Second Thoughts about Peppered Moths

Every student of biological evolution learns about peppered moths. During the Industrial Revolution, dark ("melanic") forms of this moth, Biston betularia, became much more common than light ("typical") forms, though the proportion of melanics declined after the passage of pollution-control legislation. When experiments in the 1950s pointed to cryptic coloration and differential bird predation as its cause, "industrial melanism" became the classical story of evolution by natural selection. Subse

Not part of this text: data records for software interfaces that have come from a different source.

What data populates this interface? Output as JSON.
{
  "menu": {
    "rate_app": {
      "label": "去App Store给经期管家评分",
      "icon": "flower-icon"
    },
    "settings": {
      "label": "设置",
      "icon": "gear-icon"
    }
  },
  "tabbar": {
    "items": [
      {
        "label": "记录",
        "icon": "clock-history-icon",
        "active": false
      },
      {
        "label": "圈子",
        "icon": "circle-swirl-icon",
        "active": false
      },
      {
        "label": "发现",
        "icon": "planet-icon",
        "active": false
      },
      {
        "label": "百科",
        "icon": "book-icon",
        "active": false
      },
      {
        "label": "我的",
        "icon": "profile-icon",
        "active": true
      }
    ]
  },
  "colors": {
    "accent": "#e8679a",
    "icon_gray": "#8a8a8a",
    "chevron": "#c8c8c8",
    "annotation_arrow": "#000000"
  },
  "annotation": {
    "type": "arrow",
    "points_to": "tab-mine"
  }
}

Jonathan Wells
May 23, 1999
Every student of biological evolution learns about peppered moths. During the Industrial Revolution, dark ("melanic") forms of this moth, Biston betularia, became much more common than light ("typical") forms, though the proportion of melanics declined after the passage of pollution-control legislation. When experiments in the 1950s pointed to cryptic coloration and differential bird predation as its cause, "industrial melanism" became the classical story of evolution by natural selection. Subsequent research, however, has revealed major flaws in the classical story. It's time to take another look.

In 1896, J.W. Tutt noted that typicals were well camouflaged against the light-colored lichens that grow on tree trunks in unpolluted woodlands; but in woodlands where industrial pollution has killed the lichens, exposing the bark and darkening the tree trunks, melanics are better camouflaged. Since conspicuous moths are more likely to be eaten by predatory birds, Tutt attributed the increase in the proportion of...